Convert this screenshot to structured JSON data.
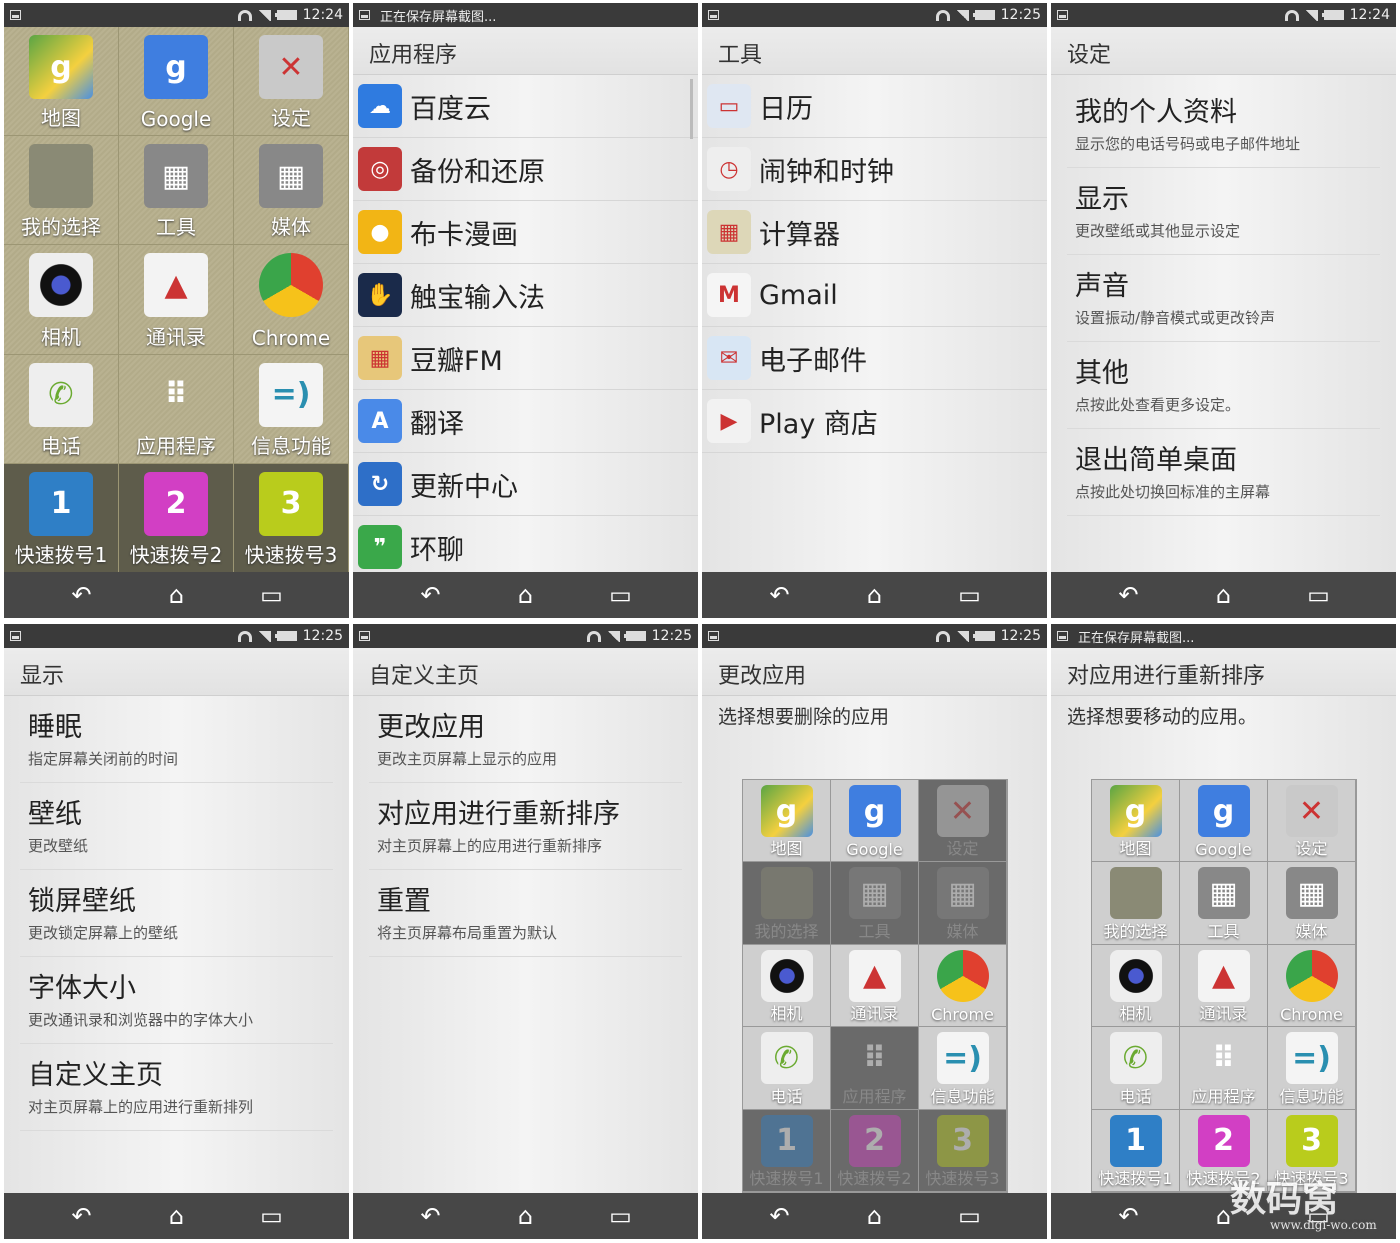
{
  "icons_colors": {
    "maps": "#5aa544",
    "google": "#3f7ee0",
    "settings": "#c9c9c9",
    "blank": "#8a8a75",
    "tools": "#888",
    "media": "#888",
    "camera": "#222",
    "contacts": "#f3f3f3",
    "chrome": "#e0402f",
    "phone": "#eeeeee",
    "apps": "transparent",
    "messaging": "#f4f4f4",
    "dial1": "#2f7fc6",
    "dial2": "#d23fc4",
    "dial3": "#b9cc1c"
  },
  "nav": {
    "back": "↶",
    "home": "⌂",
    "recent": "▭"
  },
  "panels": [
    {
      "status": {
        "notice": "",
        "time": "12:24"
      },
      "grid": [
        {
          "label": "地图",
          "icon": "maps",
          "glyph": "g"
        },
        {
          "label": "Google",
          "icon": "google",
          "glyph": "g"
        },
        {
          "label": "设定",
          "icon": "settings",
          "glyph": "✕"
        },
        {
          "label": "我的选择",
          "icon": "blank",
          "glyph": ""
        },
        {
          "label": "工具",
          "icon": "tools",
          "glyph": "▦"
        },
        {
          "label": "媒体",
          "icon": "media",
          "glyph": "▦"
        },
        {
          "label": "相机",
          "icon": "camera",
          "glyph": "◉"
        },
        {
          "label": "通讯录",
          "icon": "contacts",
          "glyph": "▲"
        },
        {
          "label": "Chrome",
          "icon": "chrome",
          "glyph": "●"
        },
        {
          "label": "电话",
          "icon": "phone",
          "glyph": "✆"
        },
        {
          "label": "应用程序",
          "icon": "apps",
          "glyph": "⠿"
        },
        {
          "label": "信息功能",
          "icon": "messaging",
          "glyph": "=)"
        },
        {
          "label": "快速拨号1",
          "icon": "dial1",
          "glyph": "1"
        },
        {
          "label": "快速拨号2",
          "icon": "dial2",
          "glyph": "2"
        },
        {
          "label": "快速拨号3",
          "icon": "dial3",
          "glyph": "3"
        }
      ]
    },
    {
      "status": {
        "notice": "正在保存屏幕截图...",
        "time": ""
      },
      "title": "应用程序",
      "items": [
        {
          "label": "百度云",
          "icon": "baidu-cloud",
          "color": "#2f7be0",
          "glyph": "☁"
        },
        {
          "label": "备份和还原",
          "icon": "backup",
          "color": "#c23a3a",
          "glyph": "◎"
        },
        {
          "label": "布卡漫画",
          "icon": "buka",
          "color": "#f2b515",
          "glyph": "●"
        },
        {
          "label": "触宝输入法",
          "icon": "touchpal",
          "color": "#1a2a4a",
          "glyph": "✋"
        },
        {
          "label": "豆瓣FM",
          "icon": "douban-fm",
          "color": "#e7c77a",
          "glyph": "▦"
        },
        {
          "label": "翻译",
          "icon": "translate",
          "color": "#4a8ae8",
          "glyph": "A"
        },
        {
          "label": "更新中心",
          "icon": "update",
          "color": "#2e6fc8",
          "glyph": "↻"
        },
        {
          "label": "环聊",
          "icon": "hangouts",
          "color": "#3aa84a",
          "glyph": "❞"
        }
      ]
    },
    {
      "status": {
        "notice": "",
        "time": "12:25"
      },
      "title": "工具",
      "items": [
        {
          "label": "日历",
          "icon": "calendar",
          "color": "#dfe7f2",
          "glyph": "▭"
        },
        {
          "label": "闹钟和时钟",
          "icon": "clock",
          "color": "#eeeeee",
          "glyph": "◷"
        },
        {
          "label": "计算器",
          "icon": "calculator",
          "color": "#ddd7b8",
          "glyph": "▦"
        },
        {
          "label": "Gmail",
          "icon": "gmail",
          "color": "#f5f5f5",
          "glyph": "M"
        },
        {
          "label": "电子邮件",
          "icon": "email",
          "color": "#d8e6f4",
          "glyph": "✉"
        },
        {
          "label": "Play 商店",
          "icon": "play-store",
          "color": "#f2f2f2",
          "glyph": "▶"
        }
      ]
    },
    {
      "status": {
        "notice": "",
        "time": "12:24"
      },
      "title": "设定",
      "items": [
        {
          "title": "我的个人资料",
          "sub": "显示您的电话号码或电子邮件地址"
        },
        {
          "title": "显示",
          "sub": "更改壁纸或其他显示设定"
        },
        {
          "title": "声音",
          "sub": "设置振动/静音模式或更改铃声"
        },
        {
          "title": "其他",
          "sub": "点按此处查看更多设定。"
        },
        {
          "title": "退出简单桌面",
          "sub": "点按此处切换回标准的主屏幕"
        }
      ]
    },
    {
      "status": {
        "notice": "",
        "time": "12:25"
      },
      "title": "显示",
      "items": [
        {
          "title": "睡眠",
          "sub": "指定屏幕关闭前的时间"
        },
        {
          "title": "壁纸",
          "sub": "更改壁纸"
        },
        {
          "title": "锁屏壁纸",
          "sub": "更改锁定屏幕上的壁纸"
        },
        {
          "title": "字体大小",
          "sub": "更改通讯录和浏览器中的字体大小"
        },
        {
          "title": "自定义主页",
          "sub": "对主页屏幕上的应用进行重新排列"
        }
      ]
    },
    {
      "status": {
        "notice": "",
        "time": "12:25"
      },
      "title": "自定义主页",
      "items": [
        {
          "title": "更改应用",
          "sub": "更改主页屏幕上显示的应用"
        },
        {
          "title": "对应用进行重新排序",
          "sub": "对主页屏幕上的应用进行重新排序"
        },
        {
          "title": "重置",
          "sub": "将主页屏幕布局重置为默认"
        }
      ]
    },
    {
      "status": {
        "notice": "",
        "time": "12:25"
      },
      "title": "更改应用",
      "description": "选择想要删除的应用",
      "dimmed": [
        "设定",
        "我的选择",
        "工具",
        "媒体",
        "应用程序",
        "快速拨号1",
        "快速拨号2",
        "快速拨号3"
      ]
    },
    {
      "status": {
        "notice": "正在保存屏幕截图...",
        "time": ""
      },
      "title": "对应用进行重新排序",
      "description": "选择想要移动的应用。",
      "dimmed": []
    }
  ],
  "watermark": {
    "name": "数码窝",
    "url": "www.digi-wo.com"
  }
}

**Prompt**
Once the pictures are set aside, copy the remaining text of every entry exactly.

**Response area**
Convert this screenshot to structured JSON data.
{
  "icons_colors": {
    "maps": "#5aa544",
    "google": "#3f7ee0",
    "settings": "#c9c9c9",
    "blank": "#8a8a75",
    "tools": "#888",
    "media": "#888",
    "camera": "#222",
    "contacts": "#f3f3f3",
    "chrome": "#e0402f",
    "phone": "#eeeeee",
    "apps": "transparent",
    "messaging": "#f4f4f4",
    "dial1": "#2f7fc6",
    "dial2": "#d23fc4",
    "dial3": "#b9cc1c"
  },
  "nav": {
    "back": "↶",
    "home": "⌂",
    "recent": "▭"
  },
  "panels": [
    {
      "status": {
        "notice": "",
        "time": "12:24"
      },
      "grid": [
        {
          "label": "地图",
          "icon": "maps",
          "glyph": "g"
        },
        {
          "label": "Google",
          "icon": "google",
          "glyph": "g"
        },
        {
          "label": "设定",
          "icon": "settings",
          "glyph": "✕"
        },
        {
          "label": "我的选择",
          "icon": "blank",
          "glyph": ""
        },
        {
          "label": "工具",
          "icon": "tools",
          "glyph": "▦"
        },
        {
          "label": "媒体",
          "icon": "media",
          "glyph": "▦"
        },
        {
          "label": "相机",
          "icon": "camera",
          "glyph": "◉"
        },
        {
          "label": "通讯录",
          "icon": "contacts",
          "glyph": "▲"
        },
        {
          "label": "Chrome",
          "icon": "chrome",
          "glyph": "●"
        },
        {
          "label": "电话",
          "icon": "phone",
          "glyph": "✆"
        },
        {
          "label": "应用程序",
          "icon": "apps",
          "glyph": "⠿"
        },
        {
          "label": "信息功能",
          "icon": "messaging",
          "glyph": "=)"
        },
        {
          "label": "快速拨号1",
          "icon": "dial1",
          "glyph": "1"
        },
        {
          "label": "快速拨号2",
          "icon": "dial2",
          "glyph": "2"
        },
        {
          "label": "快速拨号3",
          "icon": "dial3",
          "glyph": "3"
        }
      ]
    },
    {
      "status": {
        "notice": "正在保存屏幕截图...",
        "time": ""
      },
      "title": "应用程序",
      "items": [
        {
          "label": "百度云",
          "icon": "baidu-cloud",
          "color": "#2f7be0",
          "glyph": "☁"
        },
        {
          "label": "备份和还原",
          "icon": "backup",
          "color": "#c23a3a",
          "glyph": "◎"
        },
        {
          "label": "布卡漫画",
          "icon": "buka",
          "color": "#f2b515",
          "glyph": "●"
        },
        {
          "label": "触宝输入法",
          "icon": "touchpal",
          "color": "#1a2a4a",
          "glyph": "✋"
        },
        {
          "label": "豆瓣FM",
          "icon": "douban-fm",
          "color": "#e7c77a",
          "glyph": "▦"
        },
        {
          "label": "翻译",
          "icon": "translate",
          "color": "#4a8ae8",
          "glyph": "A"
        },
        {
          "label": "更新中心",
          "icon": "update",
          "color": "#2e6fc8",
          "glyph": "↻"
        },
        {
          "label": "环聊",
          "icon": "hangouts",
          "color": "#3aa84a",
          "glyph": "❞"
        }
      ]
    },
    {
      "status": {
        "notice": "",
        "time": "12:25"
      },
      "title": "工具",
      "items": [
        {
          "label": "日历",
          "icon": "calendar",
          "color": "#dfe7f2",
          "glyph": "▭"
        },
        {
          "label": "闹钟和时钟",
          "icon": "clock",
          "color": "#eeeeee",
          "glyph": "◷"
        },
        {
          "label": "计算器",
          "icon": "calculator",
          "color": "#ddd7b8",
          "glyph": "▦"
        },
        {
          "label": "Gmail",
          "icon": "gmail",
          "color": "#f5f5f5",
          "glyph": "M"
        },
        {
          "label": "电子邮件",
          "icon": "email",
          "color": "#d8e6f4",
          "glyph": "✉"
        },
        {
          "label": "Play 商店",
          "icon": "play-store",
          "color": "#f2f2f2",
          "glyph": "▶"
        }
      ]
    },
    {
      "status": {
        "notice": "",
        "time": "12:24"
      },
      "title": "设定",
      "items": [
        {
          "title": "我的个人资料",
          "sub": "显示您的电话号码或电子邮件地址"
        },
        {
          "title": "显示",
          "sub": "更改壁纸或其他显示设定"
        },
        {
          "title": "声音",
          "sub": "设置振动/静音模式或更改铃声"
        },
        {
          "title": "其他",
          "sub": "点按此处查看更多设定。"
        },
        {
          "title": "退出简单桌面",
          "sub": "点按此处切换回标准的主屏幕"
        }
      ]
    },
    {
      "status": {
        "notice": "",
        "time": "12:25"
      },
      "title": "显示",
      "items": [
        {
          "title": "睡眠",
          "sub": "指定屏幕关闭前的时间"
        },
        {
          "title": "壁纸",
          "sub": "更改壁纸"
        },
        {
          "title": "锁屏壁纸",
          "sub": "更改锁定屏幕上的壁纸"
        },
        {
          "title": "字体大小",
          "sub": "更改通讯录和浏览器中的字体大小"
        },
        {
          "title": "自定义主页",
          "sub": "对主页屏幕上的应用进行重新排列"
        }
      ]
    },
    {
      "status": {
        "notice": "",
        "time": "12:25"
      },
      "title": "自定义主页",
      "items": [
        {
          "title": "更改应用",
          "sub": "更改主页屏幕上显示的应用"
        },
        {
          "title": "对应用进行重新排序",
          "sub": "对主页屏幕上的应用进行重新排序"
        },
        {
          "title": "重置",
          "sub": "将主页屏幕布局重置为默认"
        }
      ]
    },
    {
      "status": {
        "notice": "",
        "time": "12:25"
      },
      "title": "更改应用",
      "description": "选择想要删除的应用",
      "dimmed": [
        "设定",
        "我的选择",
        "工具",
        "媒体",
        "应用程序",
        "快速拨号1",
        "快速拨号2",
        "快速拨号3"
      ]
    },
    {
      "status": {
        "notice": "正在保存屏幕截图...",
        "time": ""
      },
      "title": "对应用进行重新排序",
      "description": "选择想要移动的应用。",
      "dimmed": []
    }
  ],
  "watermark": {
    "name": "数码窝",
    "url": "www.digi-wo.com"
  }
}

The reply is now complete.